Entries from a dataset of interfaces:
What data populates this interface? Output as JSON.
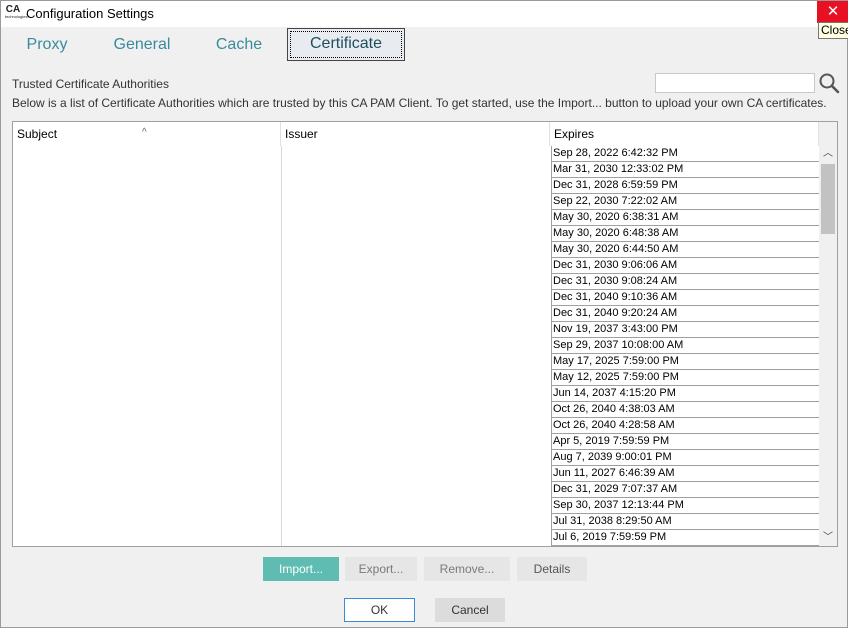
{
  "window": {
    "title": "Configuration Settings",
    "logo": "CA",
    "logo_sub": "technologies",
    "close_tooltip": "Close"
  },
  "tabs": [
    {
      "label": "Proxy",
      "active": false
    },
    {
      "label": "General",
      "active": false
    },
    {
      "label": "Cache",
      "active": false
    },
    {
      "label": "Certificate",
      "active": true
    }
  ],
  "certificate": {
    "section_label": "Trusted Certificate Authorities",
    "description": "Below is a list of Certificate Authorities which are trusted by this CA PAM Client. To get started, use the Import... button to upload your own CA certificates.",
    "search_value": "",
    "columns": [
      "Subject",
      "Issuer",
      "Expires"
    ],
    "rows": [
      {
        "subject": "",
        "issuer": "",
        "expires": "Sep 28, 2022 6:42:32 PM"
      },
      {
        "subject": "",
        "issuer": "",
        "expires": "Mar 31, 2030 12:33:02 PM"
      },
      {
        "subject": "",
        "issuer": "",
        "expires": "Dec 31, 2028 6:59:59 PM"
      },
      {
        "subject": "",
        "issuer": "",
        "expires": "Sep 22, 2030 7:22:02 AM"
      },
      {
        "subject": "",
        "issuer": "",
        "expires": "May 30, 2020 6:38:31 AM"
      },
      {
        "subject": "",
        "issuer": "",
        "expires": "May 30, 2020 6:48:38 AM"
      },
      {
        "subject": "",
        "issuer": "",
        "expires": "May 30, 2020 6:44:50 AM"
      },
      {
        "subject": "",
        "issuer": "",
        "expires": "Dec 31, 2030 9:06:06 AM"
      },
      {
        "subject": "",
        "issuer": "",
        "expires": "Dec 31, 2030 9:08:24 AM"
      },
      {
        "subject": "",
        "issuer": "",
        "expires": "Dec 31, 2040 9:10:36 AM"
      },
      {
        "subject": "",
        "issuer": "",
        "expires": "Dec 31, 2040 9:20:24 AM"
      },
      {
        "subject": "",
        "issuer": "",
        "expires": "Nov 19, 2037 3:43:00 PM"
      },
      {
        "subject": "",
        "issuer": "",
        "expires": "Sep 29, 2037 10:08:00 AM"
      },
      {
        "subject": "",
        "issuer": "",
        "expires": "May 17, 2025 7:59:00 PM"
      },
      {
        "subject": "",
        "issuer": "",
        "expires": "May 12, 2025 7:59:00 PM"
      },
      {
        "subject": "",
        "issuer": "",
        "expires": "Jun 14, 2037 4:15:20 PM"
      },
      {
        "subject": "",
        "issuer": "",
        "expires": "Oct 26, 2040 4:38:03 AM"
      },
      {
        "subject": "",
        "issuer": "",
        "expires": "Oct 26, 2040 4:28:58 AM"
      },
      {
        "subject": "",
        "issuer": "",
        "expires": "Apr 5, 2019 7:59:59 PM"
      },
      {
        "subject": "",
        "issuer": "",
        "expires": "Aug 7, 2039 9:00:01 PM"
      },
      {
        "subject": "",
        "issuer": "",
        "expires": "Jun 11, 2027 6:46:39 AM"
      },
      {
        "subject": "",
        "issuer": "",
        "expires": "Dec 31, 2029 7:07:37 AM"
      },
      {
        "subject": "",
        "issuer": "",
        "expires": "Sep 30, 2037 12:13:44 PM"
      },
      {
        "subject": "",
        "issuer": "",
        "expires": "Jul 31, 2038 8:29:50 AM"
      },
      {
        "subject": "",
        "issuer": "",
        "expires": "Jul 6, 2019 7:59:59 PM"
      }
    ],
    "buttons": {
      "import": "Import...",
      "export": "Export...",
      "remove": "Remove...",
      "details": "Details"
    }
  },
  "footer": {
    "ok": "OK",
    "cancel": "Cancel"
  },
  "icons": {
    "search": "search-icon",
    "close": "close-icon",
    "sort": "sort-ascending-icon",
    "scroll_up": "chevron-up-icon",
    "scroll_down": "chevron-down-icon"
  },
  "colors": {
    "accent": "#5fbcb2",
    "tab_text": "#3a8a9e",
    "close_red": "#e81123",
    "ok_border": "#3a8ad6"
  }
}
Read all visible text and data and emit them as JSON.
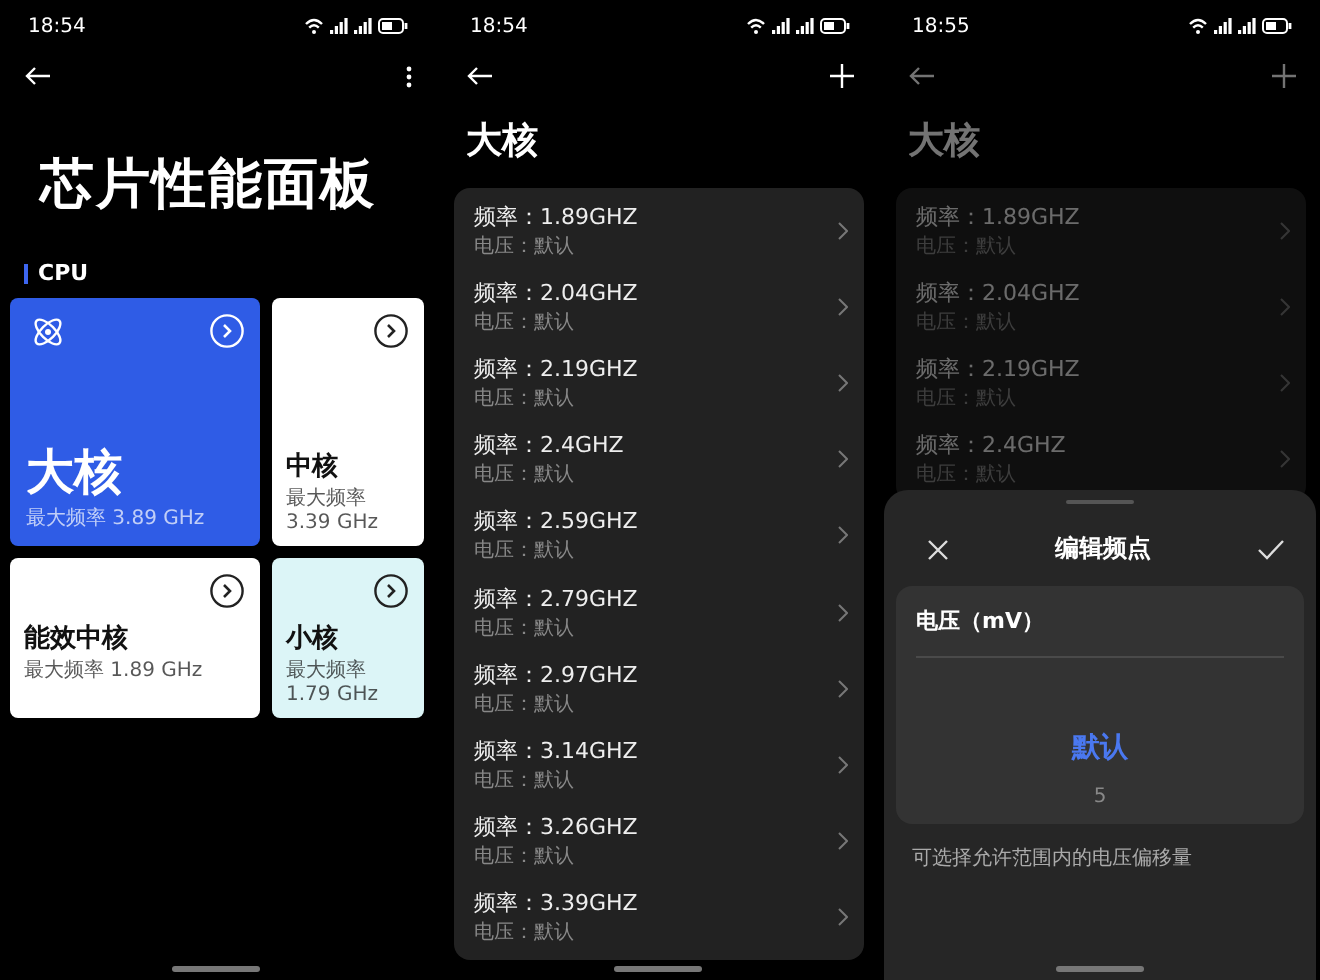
{
  "screens": [
    {
      "kind": "dashboard",
      "time": "18:54",
      "title": "芯片性能面板",
      "section": "CPU",
      "cards": [
        {
          "name": "大核",
          "detail": "最大频率 3.89 GHz",
          "color": "#2f5ce6"
        },
        {
          "name": "中核",
          "detail": "最大频率 3.39 GHz",
          "color": "#ffffff"
        },
        {
          "name": "能效中核",
          "detail": "最大频率 1.89 GHz",
          "color": "#ffffff"
        },
        {
          "name": "小核",
          "detail": "最大频率 1.79 GHz",
          "color": "#dcf5f7"
        }
      ]
    },
    {
      "kind": "list",
      "time": "18:54",
      "title": "大核",
      "rows": [
        {
          "frequency": "频率：1.89GHZ",
          "voltage": "电压：默认"
        },
        {
          "frequency": "频率：2.04GHZ",
          "voltage": "电压：默认"
        },
        {
          "frequency": "频率：2.19GHZ",
          "voltage": "电压：默认"
        },
        {
          "frequency": "频率：2.4GHZ",
          "voltage": "电压：默认"
        },
        {
          "frequency": "频率：2.59GHZ",
          "voltage": "电压：默认"
        },
        {
          "frequency": "频率：2.79GHZ",
          "voltage": "电压：默认"
        },
        {
          "frequency": "频率：2.97GHZ",
          "voltage": "电压：默认"
        },
        {
          "frequency": "频率：3.14GHZ",
          "voltage": "电压：默认"
        },
        {
          "frequency": "频率：3.26GHZ",
          "voltage": "电压：默认"
        },
        {
          "frequency": "频率：3.39GHZ",
          "voltage": "电压：默认"
        }
      ]
    },
    {
      "kind": "list",
      "time": "18:55",
      "title": "大核",
      "rows": [
        {
          "frequency": "频率：1.89GHZ",
          "voltage": "电压：默认"
        },
        {
          "frequency": "频率：2.04GHZ",
          "voltage": "电压：默认"
        },
        {
          "frequency": "频率：2.19GHZ",
          "voltage": "电压：默认"
        },
        {
          "frequency": "频率：2.4GHZ",
          "voltage": "电压：默认"
        }
      ],
      "sheet": {
        "title": "编辑频点",
        "field_label": "电压（mV）",
        "options": [
          {
            "label": "默认",
            "selected": true
          },
          {
            "label": "5",
            "selected": false
          }
        ],
        "hint": "可选择允许范围内的电压偏移量"
      }
    }
  ]
}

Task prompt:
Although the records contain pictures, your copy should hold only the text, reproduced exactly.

Result:
What data populates this interface? Output as JSON.
{
  "window": {
    "title": "Configuration Settings",
    "logo": "CA",
    "logo_sub": "technologies",
    "close_tooltip": "Close"
  },
  "tabs": [
    {
      "label": "Proxy",
      "active": false
    },
    {
      "label": "General",
      "active": false
    },
    {
      "label": "Cache",
      "active": false
    },
    {
      "label": "Certificate",
      "active": true
    }
  ],
  "certificate": {
    "section_label": "Trusted Certificate Authorities",
    "description": "Below is a list of Certificate Authorities which are trusted by this CA PAM Client. To get started, use the Import... button to upload your own CA certificates.",
    "search_value": "",
    "columns": [
      "Subject",
      "Issuer",
      "Expires"
    ],
    "rows": [
      {
        "subject": "",
        "issuer": "",
        "expires": "Sep 28, 2022 6:42:32 PM"
      },
      {
        "subject": "",
        "issuer": "",
        "expires": "Mar 31, 2030 12:33:02 PM"
      },
      {
        "subject": "",
        "issuer": "",
        "expires": "Dec 31, 2028 6:59:59 PM"
      },
      {
        "subject": "",
        "issuer": "",
        "expires": "Sep 22, 2030 7:22:02 AM"
      },
      {
        "subject": "",
        "issuer": "",
        "expires": "May 30, 2020 6:38:31 AM"
      },
      {
        "subject": "",
        "issuer": "",
        "expires": "May 30, 2020 6:48:38 AM"
      },
      {
        "subject": "",
        "issuer": "",
        "expires": "May 30, 2020 6:44:50 AM"
      },
      {
        "subject": "",
        "issuer": "",
        "expires": "Dec 31, 2030 9:06:06 AM"
      },
      {
        "subject": "",
        "issuer": "",
        "expires": "Dec 31, 2030 9:08:24 AM"
      },
      {
        "subject": "",
        "issuer": "",
        "expires": "Dec 31, 2040 9:10:36 AM"
      },
      {
        "subject": "",
        "issuer": "",
        "expires": "Dec 31, 2040 9:20:24 AM"
      },
      {
        "subject": "",
        "issuer": "",
        "expires": "Nov 19, 2037 3:43:00 PM"
      },
      {
        "subject": "",
        "issuer": "",
        "expires": "Sep 29, 2037 10:08:00 AM"
      },
      {
        "subject": "",
        "issuer": "",
        "expires": "May 17, 2025 7:59:00 PM"
      },
      {
        "subject": "",
        "issuer": "",
        "expires": "May 12, 2025 7:59:00 PM"
      },
      {
        "subject": "",
        "issuer": "",
        "expires": "Jun 14, 2037 4:15:20 PM"
      },
      {
        "subject": "",
        "issuer": "",
        "expires": "Oct 26, 2040 4:38:03 AM"
      },
      {
        "subject": "",
        "issuer": "",
        "expires": "Oct 26, 2040 4:28:58 AM"
      },
      {
        "subject": "",
        "issuer": "",
        "expires": "Apr 5, 2019 7:59:59 PM"
      },
      {
        "subject": "",
        "issuer": "",
        "expires": "Aug 7, 2039 9:00:01 PM"
      },
      {
        "subject": "",
        "issuer": "",
        "expires": "Jun 11, 2027 6:46:39 AM"
      },
      {
        "subject": "",
        "issuer": "",
        "expires": "Dec 31, 2029 7:07:37 AM"
      },
      {
        "subject": "",
        "issuer": "",
        "expires": "Sep 30, 2037 12:13:44 PM"
      },
      {
        "subject": "",
        "issuer": "",
        "expires": "Jul 31, 2038 8:29:50 AM"
      },
      {
        "subject": "",
        "issuer": "",
        "expires": "Jul 6, 2019 7:59:59 PM"
      }
    ],
    "buttons": {
      "import": "Import...",
      "export": "Export...",
      "remove": "Remove...",
      "details": "Details"
    }
  },
  "footer": {
    "ok": "OK",
    "cancel": "Cancel"
  },
  "icons": {
    "search": "search-icon",
    "close": "close-icon",
    "sort": "sort-ascending-icon",
    "scroll_up": "chevron-up-icon",
    "scroll_down": "chevron-down-icon"
  },
  "colors": {
    "accent": "#5fbcb2",
    "tab_text": "#3a8a9e",
    "close_red": "#e81123",
    "ok_border": "#3a8ad6"
  }
}
Read all visible text and data and emit them as JSON.
{
  "screens": [
    {
      "kind": "dashboard",
      "time": "18:54",
      "title": "芯片性能面板",
      "section": "CPU",
      "cards": [
        {
          "name": "大核",
          "detail": "最大频率 3.89 GHz",
          "color": "#2f5ce6"
        },
        {
          "name": "中核",
          "detail": "最大频率 3.39 GHz",
          "color": "#ffffff"
        },
        {
          "name": "能效中核",
          "detail": "最大频率 1.89 GHz",
          "color": "#ffffff"
        },
        {
          "name": "小核",
          "detail": "最大频率 1.79 GHz",
          "color": "#dcf5f7"
        }
      ]
    },
    {
      "kind": "list",
      "time": "18:54",
      "title": "大核",
      "rows": [
        {
          "frequency": "频率：1.89GHZ",
          "voltage": "电压：默认"
        },
        {
          "frequency": "频率：2.04GHZ",
          "voltage": "电压：默认"
        },
        {
          "frequency": "频率：2.19GHZ",
          "voltage": "电压：默认"
        },
        {
          "frequency": "频率：2.4GHZ",
          "voltage": "电压：默认"
        },
        {
          "frequency": "频率：2.59GHZ",
          "voltage": "电压：默认"
        },
        {
          "frequency": "频率：2.79GHZ",
          "voltage": "电压：默认"
        },
        {
          "frequency": "频率：2.97GHZ",
          "voltage": "电压：默认"
        },
        {
          "frequency": "频率：3.14GHZ",
          "voltage": "电压：默认"
        },
        {
          "frequency": "频率：3.26GHZ",
          "voltage": "电压：默认"
        },
        {
          "frequency": "频率：3.39GHZ",
          "voltage": "电压：默认"
        }
      ]
    },
    {
      "kind": "list",
      "time": "18:55",
      "title": "大核",
      "rows": [
        {
          "frequency": "频率：1.89GHZ",
          "voltage": "电压：默认"
        },
        {
          "frequency": "频率：2.04GHZ",
          "voltage": "电压：默认"
        },
        {
          "frequency": "频率：2.19GHZ",
          "voltage": "电压：默认"
        },
        {
          "frequency": "频率：2.4GHZ",
          "voltage": "电压：默认"
        }
      ],
      "sheet": {
        "title": "编辑频点",
        "field_label": "电压（mV）",
        "options": [
          {
            "label": "默认",
            "selected": true
          },
          {
            "label": "5",
            "selected": false
          }
        ],
        "hint": "可选择允许范围内的电压偏移量"
      }
    }
  ]
}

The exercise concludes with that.